Required work> For the data below, work out the number of lines containing the string "content" and answer with that number only.
--- Extracted material Enclosed Below ---
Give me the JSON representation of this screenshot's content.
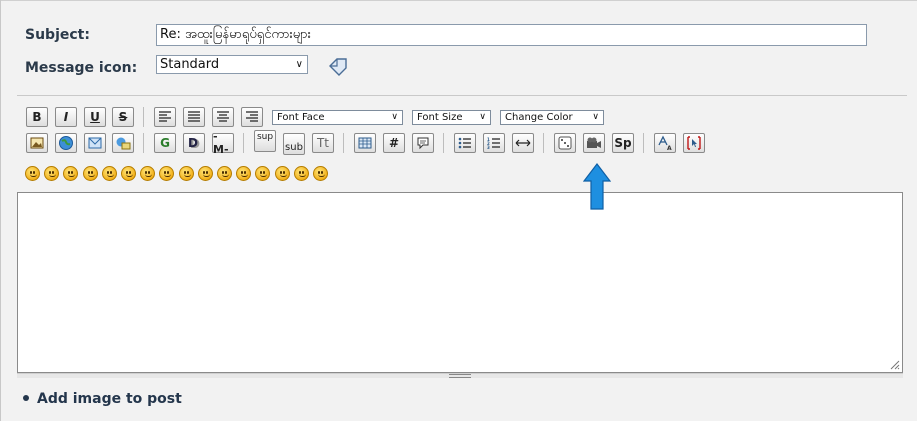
{
  "form": {
    "subject_label": "Subject:",
    "subject_value": "Re: အထူးမြန်မာရုပ်ရှင်ကားများ",
    "icon_label": "Message icon:",
    "icon_value": "Standard"
  },
  "toolbar": {
    "bold": "B",
    "italic": "I",
    "underline": "U",
    "strike": "S",
    "font_face": "Font Face",
    "font_size": "Font Size",
    "change_color": "Change Color",
    "glow": "G",
    "move": "M",
    "sup": "sup",
    "sub": "sub",
    "tt": "Tt",
    "hash": "#",
    "spoiler": "Sp"
  },
  "smileys": [
    "smile",
    "wink",
    "cheesy",
    "grin",
    "angry",
    "sad",
    "shocked",
    "cool",
    "huh",
    "rolleyes",
    "tongue",
    "embarrassed",
    "lipsrsealed",
    "undecided",
    "kiss",
    "cry"
  ],
  "footer": {
    "add_image_label": "Add image to post"
  },
  "colors": {
    "accent_arrow": "#1e8fe0",
    "label_text": "#2b3a4a"
  }
}
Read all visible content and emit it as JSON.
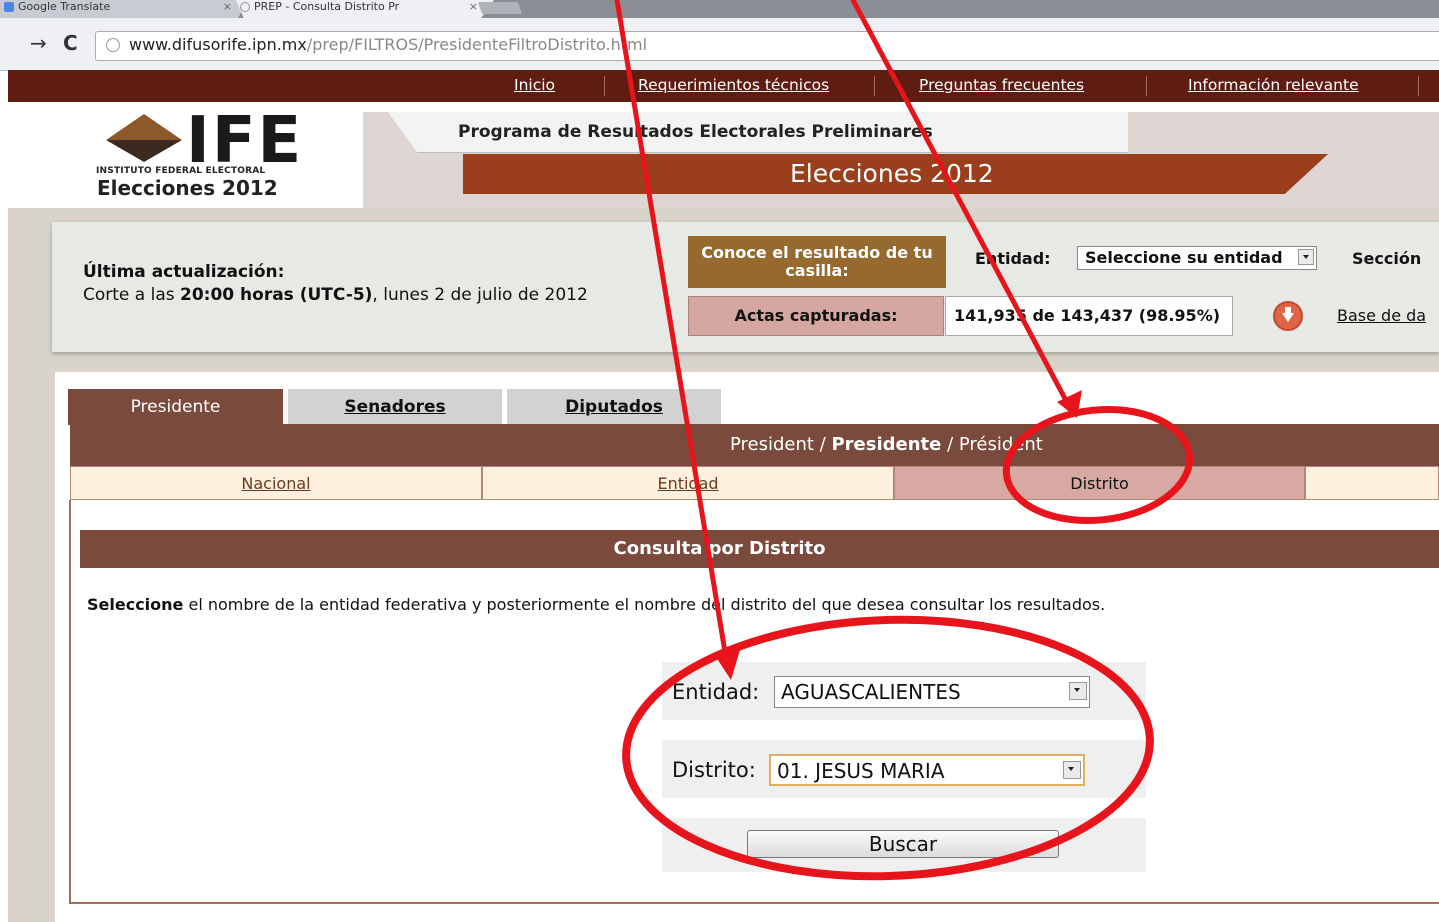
{
  "browser": {
    "tabs": [
      {
        "title": "Google Translate"
      },
      {
        "title": "PREP - Consulta Distrito Pr"
      }
    ],
    "url_host": "www.difusorife.ipn.mx",
    "url_path": "/prep/FILTROS/PresidenteFiltroDistrito.html"
  },
  "topnav": [
    "Inicio",
    "Requerimientos técnicos",
    "Preguntas frecuentes",
    "Información relevante"
  ],
  "header": {
    "logo_text": "IFE",
    "logo_institute": "INSTITUTO FEDERAL ELECTORAL",
    "logo_elecciones": "Elecciones 2012",
    "program": "Programa de Resultados Electorales Preliminares",
    "elecciones": "Elecciones 2012"
  },
  "info": {
    "ultima_label": "Última actualización:",
    "corte_prefix": "Corte a las ",
    "corte_time": "20:00 horas (UTC-5)",
    "corte_suffix": ", lunes 2 de julio de 2012",
    "conoce": "Conoce el resultado de tu casilla:",
    "entidad_label": "Entidad:",
    "entidad_select": "Seleccione su entidad",
    "seccion_label": "Sección",
    "actas_label": "Actas capturadas:",
    "actas_value": "141,935 de 143,437 (98.95%)",
    "base_link": "Base de da"
  },
  "tabs": [
    "Presidente",
    "Senadores",
    "Diputados"
  ],
  "pres_title": {
    "a": "President / ",
    "b": "Presidente",
    "c": " / Président"
  },
  "subtabs": [
    "Nacional",
    "Entidad",
    "Distrito"
  ],
  "consulta": {
    "title": "Consulta por Distrito",
    "instr_bold": "Seleccione",
    "instr_rest": " el nombre de la entidad federativa y posteriormente el nombre del distrito del que desea consultar los resultados.",
    "entidad_label": "Entidad:",
    "entidad_value": "AGUASCALIENTES",
    "distrito_label": "Distrito:",
    "distrito_value": "01. JESUS MARIA",
    "buscar": "Buscar"
  },
  "colors": {
    "brand_brown": "#7a4a3c",
    "annotation_red": "#e8141c"
  }
}
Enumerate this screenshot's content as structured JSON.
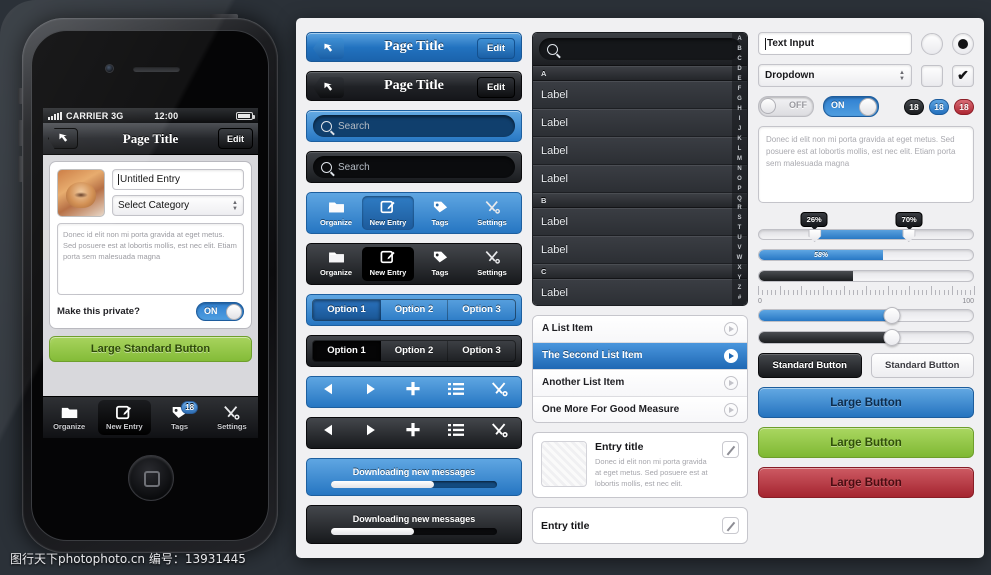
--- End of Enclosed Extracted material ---
Completed task> 3